The True Cyber Superpowers
Few countries manage to put all four of the building blocks together. China and the United States are the only true cyber superpowers, with Russia standing just in the wings. China and the United States both have large numbers of web users and competitive technology companies. Beijing and Washington have created new political institutions and identified cyber as a strategic priority. Their cyber operations, for the purposes of espionage and sabotage, have pushed the envelope of what is acceptable in cyberspace. And both countries have tried to convince others that their mode of governing the Internet should drive the international conversation.
Russia meets all the criteria of a great cyber power but one. Cybersecurity experts often list Russian hackers as the best in the world. Unlike the Chinese, they are stealthy, leaving no clues that they are in a network. “I worry a lot more about the Russians” than the Chinese, Director of National Intelligence James Clapper told a conference at the University of Texas in 2014. Just over a year later, Clapper told Congress, “The Russian cyber threat is more severe than we have previously assessed.”
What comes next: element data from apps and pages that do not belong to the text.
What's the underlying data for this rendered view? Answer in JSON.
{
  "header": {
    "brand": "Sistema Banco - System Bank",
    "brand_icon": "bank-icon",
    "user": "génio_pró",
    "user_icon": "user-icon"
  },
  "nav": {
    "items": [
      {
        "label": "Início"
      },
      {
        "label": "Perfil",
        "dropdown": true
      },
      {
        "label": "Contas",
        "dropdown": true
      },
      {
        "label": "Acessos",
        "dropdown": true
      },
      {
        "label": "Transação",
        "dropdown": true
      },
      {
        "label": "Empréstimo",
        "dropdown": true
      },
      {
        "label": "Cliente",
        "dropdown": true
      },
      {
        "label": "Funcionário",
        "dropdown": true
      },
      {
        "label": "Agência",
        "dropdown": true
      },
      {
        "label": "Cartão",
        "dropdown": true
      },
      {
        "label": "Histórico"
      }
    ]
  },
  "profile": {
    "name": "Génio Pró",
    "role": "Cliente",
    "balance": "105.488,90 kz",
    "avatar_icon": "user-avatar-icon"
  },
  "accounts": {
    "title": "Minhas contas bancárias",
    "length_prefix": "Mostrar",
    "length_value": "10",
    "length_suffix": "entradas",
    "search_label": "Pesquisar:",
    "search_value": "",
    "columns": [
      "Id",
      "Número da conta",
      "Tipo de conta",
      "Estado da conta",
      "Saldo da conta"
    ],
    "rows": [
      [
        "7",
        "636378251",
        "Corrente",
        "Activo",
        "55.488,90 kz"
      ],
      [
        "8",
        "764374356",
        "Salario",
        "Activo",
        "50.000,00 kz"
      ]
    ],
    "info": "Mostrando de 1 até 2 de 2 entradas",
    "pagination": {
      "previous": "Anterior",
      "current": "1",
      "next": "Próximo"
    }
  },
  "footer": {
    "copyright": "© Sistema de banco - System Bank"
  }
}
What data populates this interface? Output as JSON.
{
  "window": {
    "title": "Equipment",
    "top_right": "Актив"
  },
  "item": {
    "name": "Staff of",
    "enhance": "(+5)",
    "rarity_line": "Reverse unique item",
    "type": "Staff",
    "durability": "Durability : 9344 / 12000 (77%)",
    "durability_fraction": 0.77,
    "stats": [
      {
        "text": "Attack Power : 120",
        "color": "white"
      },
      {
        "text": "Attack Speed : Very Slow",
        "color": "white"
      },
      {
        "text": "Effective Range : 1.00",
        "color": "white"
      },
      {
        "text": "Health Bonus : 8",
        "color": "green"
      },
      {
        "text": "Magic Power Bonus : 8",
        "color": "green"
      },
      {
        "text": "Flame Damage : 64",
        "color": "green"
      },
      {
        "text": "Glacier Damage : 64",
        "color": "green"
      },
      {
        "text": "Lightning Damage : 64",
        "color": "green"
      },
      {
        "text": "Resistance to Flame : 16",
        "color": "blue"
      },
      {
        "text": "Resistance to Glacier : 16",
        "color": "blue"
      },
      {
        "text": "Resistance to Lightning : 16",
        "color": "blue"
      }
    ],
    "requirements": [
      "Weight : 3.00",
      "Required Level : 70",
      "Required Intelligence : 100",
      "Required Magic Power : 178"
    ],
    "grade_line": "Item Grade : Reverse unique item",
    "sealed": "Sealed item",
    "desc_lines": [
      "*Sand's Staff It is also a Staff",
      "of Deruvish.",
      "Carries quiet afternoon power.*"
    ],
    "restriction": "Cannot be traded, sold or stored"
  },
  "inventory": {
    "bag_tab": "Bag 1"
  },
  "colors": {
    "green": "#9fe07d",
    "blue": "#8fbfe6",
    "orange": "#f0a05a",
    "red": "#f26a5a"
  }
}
But Russia does not have a long game. It is losing the competition to produce the technologies and services that are shaping cyberspace. Kaspersky, the Russian cybersecurity firm, is the exception with 400 million users, $667 million in sales, and a record of exposing some of the highest-profile security incidents, including Stuxnet and the Carbanak cybercrime ring. China’s Xiaomi is now the world’s third-largest maker of cell phones and sold 60 million handsets in 2014. YotaPhone, a dual-screen Russian phone, hoped to sell 1 million in the same year. Telegram, a Russian mobile messaging app, has about 35 million users compared to Tencent’s WeChat with 440 million. Chinese technologies are used throughout Southeast Asia, Africa, and Latin America. Russia’s dream of a Silicon Valley overlooking the Moskva River remains elusive. Anticorruption officers raided the offices of the tech incubator in April 2013, official and unofficial statistics suggest an exodus of technology talent, and investment has evaporated.25
Other states and political entities may be able to check two or three of the four boxes. The United Kingdom, Germany, and France have the potential to develop significant offensive cyber power but have so far showed restraint. Israel has technological innovation and military flexibility but is happy to follow the United States’ lead in Internet governance. Estonia, the birthplace of Skype and dozens of technology start-ups, punches above its weight. Its government is at the vanguard in designing new domestic institutions for cybersecurity and in defining norms of international behavior.
North Korea and Iran also have outsized influence. Pyongyang has no global technology companies, much less assured electricity for the entire country, and only a small number of people are allowed access to Kwangmyong (bright star), the officially sanctioned intranet at universities, government offices, and a small number of cafes in the major cities. Perhaps a thousand political elites have access to the global Internet, but North Korean hackers are not shy about launching disruptive and destructive attacks. Tehran has committed relatively few resources but has used cyberattacks as an important part of its asymmetric competition with the United States and its regional adversaries, Israel, Saudi Arabia, and the Gulf states.